Which lines of the material contain the word "color"? Show each one.
**** Material provided ****
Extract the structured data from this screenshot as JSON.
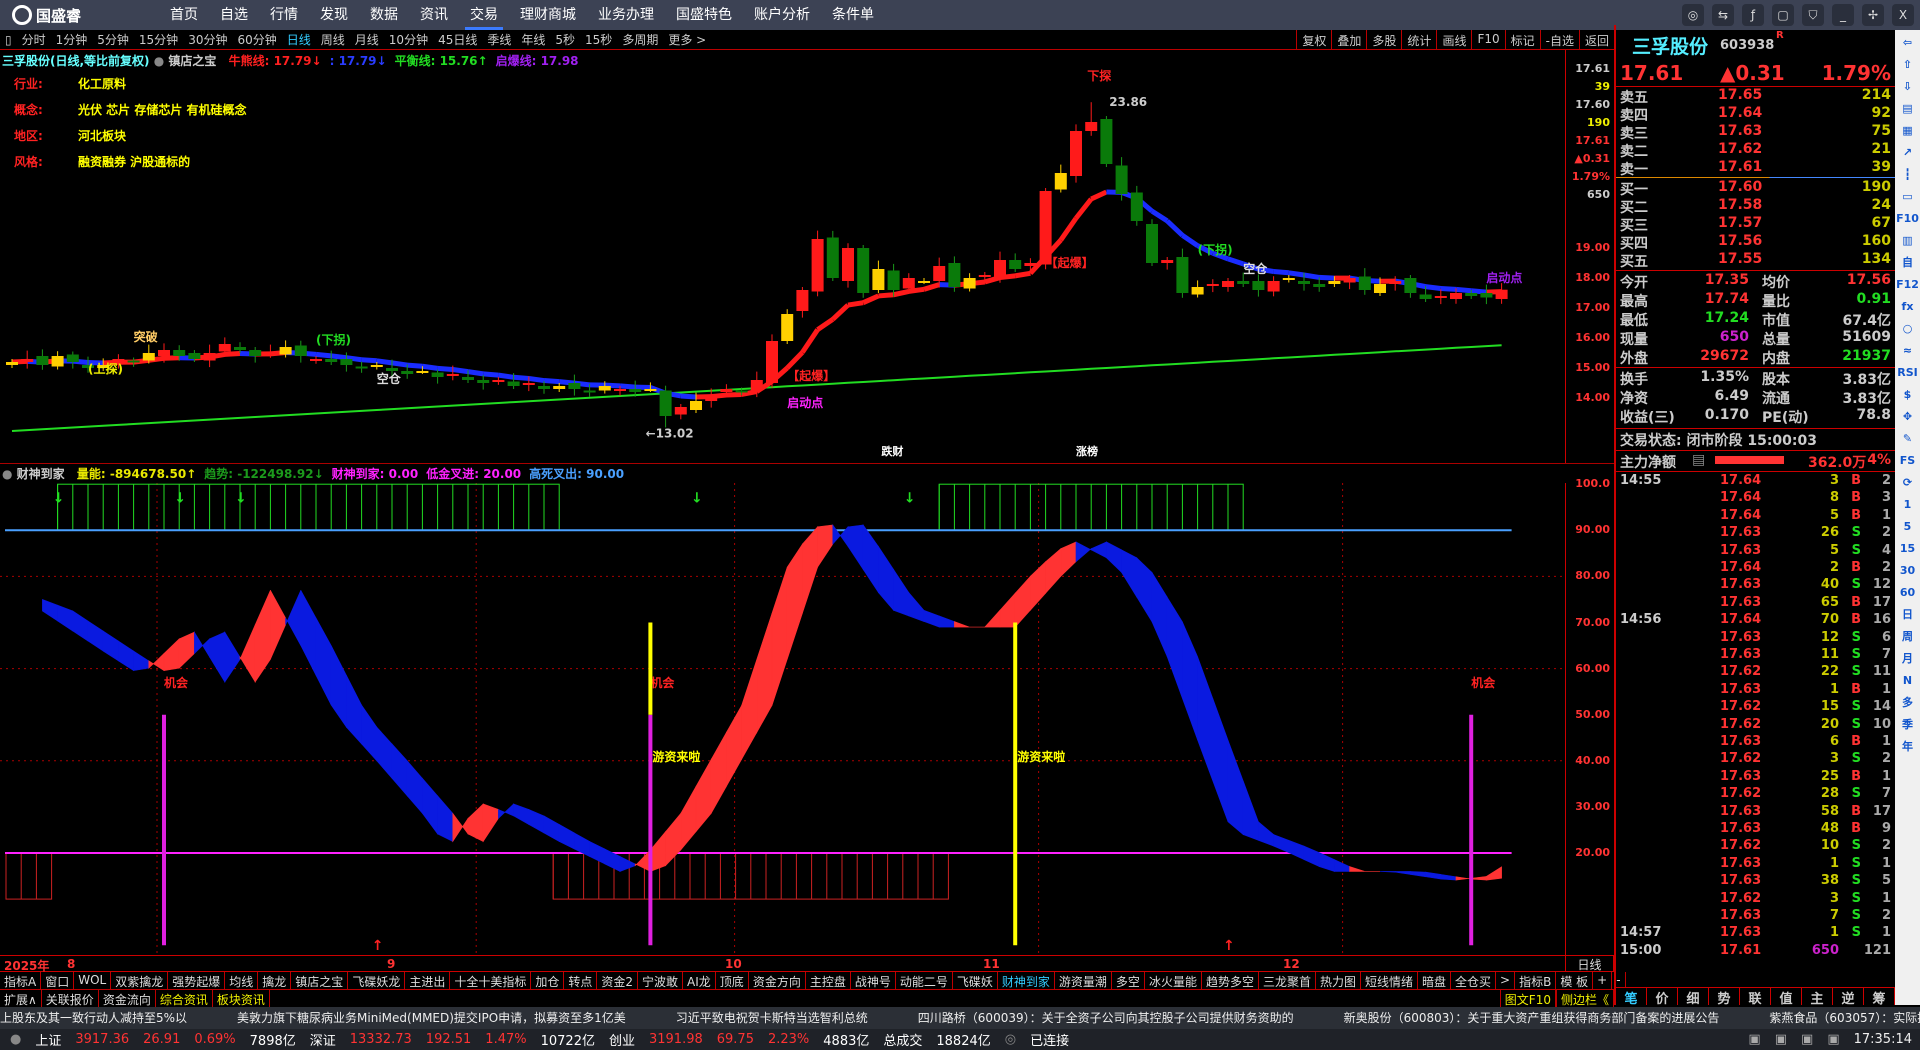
{
  "app": {
    "logo": "国盛睿",
    "menu": [
      "首页",
      "自选",
      "行情",
      "发现",
      "数据",
      "资讯",
      "交易",
      "理财商城",
      "业务办理",
      "国盛特色",
      "账户分析",
      "条件单"
    ],
    "active_menu": "交易",
    "window_controls": [
      "message-icon",
      "settings-icon",
      "function-icon",
      "screen-icon",
      "skin-icon",
      "minimize-icon",
      "restore-icon",
      "close-icon"
    ]
  },
  "toolbar": {
    "periods": [
      "分时",
      "1分钟",
      "5分钟",
      "15分钟",
      "30分钟",
      "60分钟",
      "日线",
      "周线",
      "月线",
      "10分钟",
      "45日线",
      "季线",
      "年线",
      "5秒",
      "15秒",
      "多周期",
      "更多 >"
    ],
    "active": "日线",
    "right": [
      "复权",
      "叠加",
      "多股",
      "统计",
      "画线",
      "F10",
      "标记",
      "-自选",
      "返回"
    ]
  },
  "main": {
    "title": "三孚股份(日线,等比前复权)",
    "indicator": "镇店之宝",
    "lines": [
      {
        "label": "牛熊线: 17.79↓",
        "color": "#ff2020"
      },
      {
        "label": ": 17.79↓",
        "color": "#2a3cff"
      },
      {
        "label": "平衡线: 15.76↑",
        "color": "#22dd22"
      },
      {
        "label": "启爆线: 17.98",
        "color": "#a020f0"
      }
    ],
    "info": [
      {
        "k": "行业:",
        "v": "化工原料"
      },
      {
        "k": "概念:",
        "v": "光伏 芯片 存储芯片 有机硅概念"
      },
      {
        "k": "地区:",
        "v": "河北板块"
      },
      {
        "k": "风格:",
        "v": "融资融券 沪股通标的"
      }
    ],
    "annotations": {
      "high": "23.86",
      "low": "←13.02",
      "down_turn": "(下拐)",
      "up_probe": "(上探)",
      "empty": "空仓",
      "start": "启动点",
      "probe_down": "下探",
      "burst": "【起爆】",
      "breakthrough": "突破",
      "fall_wealth": "跌财",
      "rise_list": "涨榜"
    },
    "axis_ticks": [
      "19.00",
      "18.00",
      "17.00",
      "16.00",
      "15.00",
      "14.00"
    ],
    "axis_quote": [
      "17.61",
      "39",
      "17.60",
      "190",
      "17.61",
      "▲0.31",
      "1.79%",
      "650"
    ]
  },
  "chart_data": {
    "type": "candlestick",
    "months": [
      "8",
      "9",
      "10",
      "11",
      "12"
    ],
    "year": "2025年",
    "closes": [
      15.2,
      15.3,
      15.1,
      15.4,
      15.2,
      15.0,
      15.1,
      15.3,
      15.2,
      15.5,
      15.6,
      15.4,
      15.3,
      15.5,
      15.8,
      15.6,
      15.4,
      15.5,
      15.7,
      15.4,
      15.3,
      15.2,
      15.1,
      15.0,
      15.1,
      14.9,
      14.8,
      14.9,
      14.7,
      14.8,
      14.6,
      14.5,
      14.6,
      14.4,
      14.5,
      14.3,
      14.4,
      14.3,
      14.2,
      14.4,
      14.3,
      14.2,
      14.3,
      13.4,
      13.7,
      13.9,
      14.1,
      14.3,
      14.2,
      14.6,
      15.9,
      16.8,
      17.6,
      19.3,
      18.0,
      19.0,
      17.5,
      18.3,
      17.6,
      18.0,
      17.9,
      18.4,
      17.7,
      18.0,
      18.1,
      18.6,
      18.3,
      18.5,
      20.9,
      21.5,
      22.9,
      23.2,
      21.8,
      20.8,
      19.9,
      18.5,
      18.6,
      17.5,
      17.7,
      17.8,
      17.9,
      17.8,
      17.6,
      17.9,
      18.0,
      17.8,
      17.7,
      17.9,
      18.0,
      17.6,
      17.8,
      17.9,
      17.5,
      17.3,
      17.4,
      17.5,
      17.4,
      17.35,
      17.61
    ],
    "high_value": 23.86,
    "low_value": 13.02,
    "balance_line": [
      12.9,
      15.76
    ],
    "indicator": {
      "name": "财神到家",
      "readouts": [
        {
          "label": "量能: -894678.50↑",
          "color": "#e8e800"
        },
        {
          "label": "趋势: -122498.92↓",
          "color": "#1c9a1c"
        },
        {
          "label": "财神到家: 0.00",
          "color": "#ff22ff"
        },
        {
          "label": "低金叉进: 20.00",
          "color": "#ff22ff"
        },
        {
          "label": "高死叉出: 90.00",
          "color": "#4aa0ff"
        }
      ],
      "ticks": [
        "100.0",
        "90.00",
        "80.00",
        "70.00",
        "60.00",
        "50.00",
        "40.00",
        "30.00",
        "20.00"
      ],
      "keypoints": [
        [
          0,
          75
        ],
        [
          2,
          72.5
        ],
        [
          6,
          63.8
        ],
        [
          8.5,
          58.5
        ],
        [
          11.8,
          69
        ],
        [
          14.2,
          56
        ],
        [
          17,
          77
        ],
        [
          19,
          65
        ],
        [
          21.4,
          49.5
        ],
        [
          24,
          40
        ],
        [
          27,
          28.6
        ],
        [
          28.7,
          21
        ],
        [
          30.7,
          31
        ],
        [
          32.7,
          28.6
        ],
        [
          36,
          22.5
        ],
        [
          40,
          16
        ],
        [
          41.2,
          17.5
        ],
        [
          44,
          28.6
        ],
        [
          48,
          52
        ],
        [
          51.2,
          84
        ],
        [
          53.6,
          93
        ],
        [
          54.9,
          87
        ],
        [
          57.7,
          73
        ],
        [
          61,
          69
        ],
        [
          64,
          69
        ],
        [
          67.4,
          81.5
        ],
        [
          69.7,
          88
        ],
        [
          72.6,
          83
        ],
        [
          75.4,
          68
        ],
        [
          78,
          44.5
        ],
        [
          80.2,
          25
        ],
        [
          83.4,
          21
        ],
        [
          86.7,
          16
        ],
        [
          90.7,
          16
        ],
        [
          94.7,
          14
        ],
        [
          97.2,
          15
        ],
        [
          98,
          17
        ]
      ],
      "high_zones": [
        [
          3,
          36
        ],
        [
          61,
          81
        ]
      ],
      "low_zones": [
        [
          0,
          3
        ],
        [
          36,
          62
        ]
      ],
      "signals": [
        {
          "idx": 10,
          "type": "机会"
        },
        {
          "idx": 42,
          "type": "机会"
        },
        {
          "idx": 96,
          "type": "机会"
        },
        {
          "idx": 42,
          "type": "游资来啦"
        },
        {
          "idx": 66,
          "type": "游资来啦"
        }
      ],
      "down_arrows": [
        3,
        11,
        15,
        45,
        59
      ],
      "up_arrows": [
        24,
        80
      ]
    }
  },
  "quote": {
    "name": "三孚股份",
    "code": "603938",
    "flag": "R",
    "price": "17.61",
    "change": "▲0.31",
    "pct": "1.79%",
    "asks": [
      [
        "卖五",
        "17.65",
        "214"
      ],
      [
        "卖四",
        "17.64",
        "92"
      ],
      [
        "卖三",
        "17.63",
        "75"
      ],
      [
        "卖二",
        "17.62",
        "21"
      ],
      [
        "卖一",
        "17.61",
        "39"
      ]
    ],
    "bids": [
      [
        "买一",
        "17.60",
        "190"
      ],
      [
        "买二",
        "17.58",
        "24"
      ],
      [
        "买三",
        "17.57",
        "67"
      ],
      [
        "买四",
        "17.56",
        "160"
      ],
      [
        "买五",
        "17.55",
        "134"
      ]
    ],
    "stats": [
      [
        "今开",
        "17.35",
        "均价",
        "17.56"
      ],
      [
        "最高",
        "17.74",
        "量比",
        "0.91"
      ],
      [
        "最低",
        "17.24",
        "市值",
        "67.4亿"
      ],
      [
        "现量",
        "650",
        "总量",
        "51609"
      ],
      [
        "外盘",
        "29672",
        "内盘",
        "21937"
      ]
    ],
    "stats2": [
      [
        "换手",
        "1.35%",
        "股本",
        "3.83亿"
      ],
      [
        "净资",
        "6.49",
        "流通",
        "3.83亿"
      ],
      [
        "收益(三)",
        "0.170",
        "PE(动)",
        "78.8"
      ]
    ],
    "trade_status": "交易状态: 闭市阶段 15:00:03",
    "main_net": {
      "label": "主力净额",
      "value": "362.0万",
      "pct": "4%",
      "fill": 0.55
    },
    "ticks": [
      [
        "14:55",
        "17.64",
        "3",
        "B",
        "2"
      ],
      [
        "",
        "17.64",
        "8",
        "B",
        "3"
      ],
      [
        "",
        "17.64",
        "5",
        "B",
        "1"
      ],
      [
        "",
        "17.63",
        "26",
        "S",
        "2"
      ],
      [
        "",
        "17.63",
        "5",
        "S",
        "4"
      ],
      [
        "",
        "17.64",
        "2",
        "B",
        "2"
      ],
      [
        "",
        "17.63",
        "40",
        "S",
        "12"
      ],
      [
        "",
        "17.63",
        "65",
        "B",
        "17"
      ],
      [
        "14:56",
        "17.64",
        "70",
        "B",
        "16"
      ],
      [
        "",
        "17.63",
        "12",
        "S",
        "6"
      ],
      [
        "",
        "17.63",
        "11",
        "S",
        "7"
      ],
      [
        "",
        "17.62",
        "22",
        "S",
        "11"
      ],
      [
        "",
        "17.63",
        "1",
        "B",
        "1"
      ],
      [
        "",
        "17.62",
        "15",
        "S",
        "14"
      ],
      [
        "",
        "17.62",
        "20",
        "S",
        "10"
      ],
      [
        "",
        "17.63",
        "6",
        "B",
        "1"
      ],
      [
        "",
        "17.62",
        "3",
        "S",
        "2"
      ],
      [
        "",
        "17.63",
        "25",
        "B",
        "1"
      ],
      [
        "",
        "17.62",
        "28",
        "S",
        "7"
      ],
      [
        "",
        "17.63",
        "58",
        "B",
        "17"
      ],
      [
        "",
        "17.63",
        "48",
        "B",
        "9"
      ],
      [
        "",
        "17.62",
        "10",
        "S",
        "2"
      ],
      [
        "",
        "17.63",
        "1",
        "S",
        "1"
      ],
      [
        "",
        "17.63",
        "38",
        "S",
        "5"
      ],
      [
        "",
        "17.62",
        "3",
        "S",
        "1"
      ],
      [
        "",
        "17.63",
        "7",
        "S",
        "2"
      ],
      [
        "14:57",
        "17.63",
        "1",
        "S",
        "1"
      ],
      [
        "15:00",
        "17.61",
        "650",
        "",
        "121"
      ]
    ],
    "tabs": [
      "笔",
      "价",
      "细",
      "势",
      "联",
      "值",
      "主",
      "逆",
      "筹"
    ]
  },
  "side_icons": [
    "⇦",
    "⇧",
    "⇩",
    "▤",
    "▦",
    "↗",
    "┇",
    "▭",
    "F10",
    "▥",
    "自",
    "F12",
    "fx",
    "○",
    "≈",
    "RSI",
    "$",
    "✥",
    "✎",
    "FS",
    "⟳",
    "1",
    "5",
    "15",
    "30",
    "60",
    "日",
    "周",
    "月",
    "N",
    "多",
    "季",
    "年"
  ],
  "tabs_row1": [
    "指标A",
    "窗口",
    "WOL",
    "双紫擒龙",
    "强势起爆",
    "均线",
    "擒龙",
    "镇店之宝",
    "飞碟妖龙",
    "主进出",
    "十全十美指标",
    "加仓",
    "转点",
    "资金2",
    "宁波敢",
    "AI龙",
    "顶底",
    "资金方向",
    "主控盘",
    "战神号",
    "动能二号",
    "飞碟妖",
    "财神到家",
    "游资量潮",
    "多空",
    "冰火量能",
    "趋势多空",
    "三龙聚首",
    "热力图",
    "短线情绪",
    "暗盘",
    "全仓买",
    ">",
    "指标B",
    "模 板",
    "+",
    "-"
  ],
  "tabs_row1_active": "财神到家",
  "tabs_row2": [
    "扩展∧",
    "关联报价",
    "资金流向",
    "综合资讯",
    "板块资讯"
  ],
  "tabs_row2_right": [
    "图文F10",
    "侧边栏《"
  ],
  "period_label": "日线",
  "news": [
    "上股东及其一致行动人减持至5%以",
    "美敦力旗下糖尿病业务MiniMed(MMED)提交IPO申请，拟募资至多1亿美",
    "习近平致电祝贺卡斯特当选智利总统",
    "四川路桥（600039）：关于全资子公司向其控股子公司提供财务资助的",
    "新奥股份（600803）：关于重大资产重组获得商务部门备案的进展公告",
    "紫燕食品（603057）：实际控制人及其"
  ],
  "status": {
    "items": [
      [
        "上证",
        "#fff"
      ],
      [
        "3917.36",
        "#f33"
      ],
      [
        "26.91",
        "#f33"
      ],
      [
        "0.69%",
        "#f33"
      ],
      [
        "7898亿",
        "#fff"
      ],
      [
        "深证",
        "#fff"
      ],
      [
        "13332.73",
        "#f33"
      ],
      [
        "192.51",
        "#f33"
      ],
      [
        "1.47%",
        "#f33"
      ],
      [
        "10722亿",
        "#fff"
      ],
      [
        "创业",
        "#fff"
      ],
      [
        "3191.98",
        "#f33"
      ],
      [
        "69.75",
        "#f33"
      ],
      [
        "2.23%",
        "#f33"
      ],
      [
        "4883亿",
        "#fff"
      ],
      [
        "总成交",
        "#fff"
      ],
      [
        "18824亿",
        "#fff"
      ]
    ],
    "connected": "已连接",
    "time": "17:35:14"
  }
}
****
Answer to this problem:
        "color": "#ff2020"
        "color": "#2a3cff"
        "color": "#22dd22"
        "color": "#a020f0"
          "color": "#e8e800"
          "color": "#1c9a1c"
          "color": "#ff22ff"
          "color": "#ff22ff"
          "color": "#4aa0ff"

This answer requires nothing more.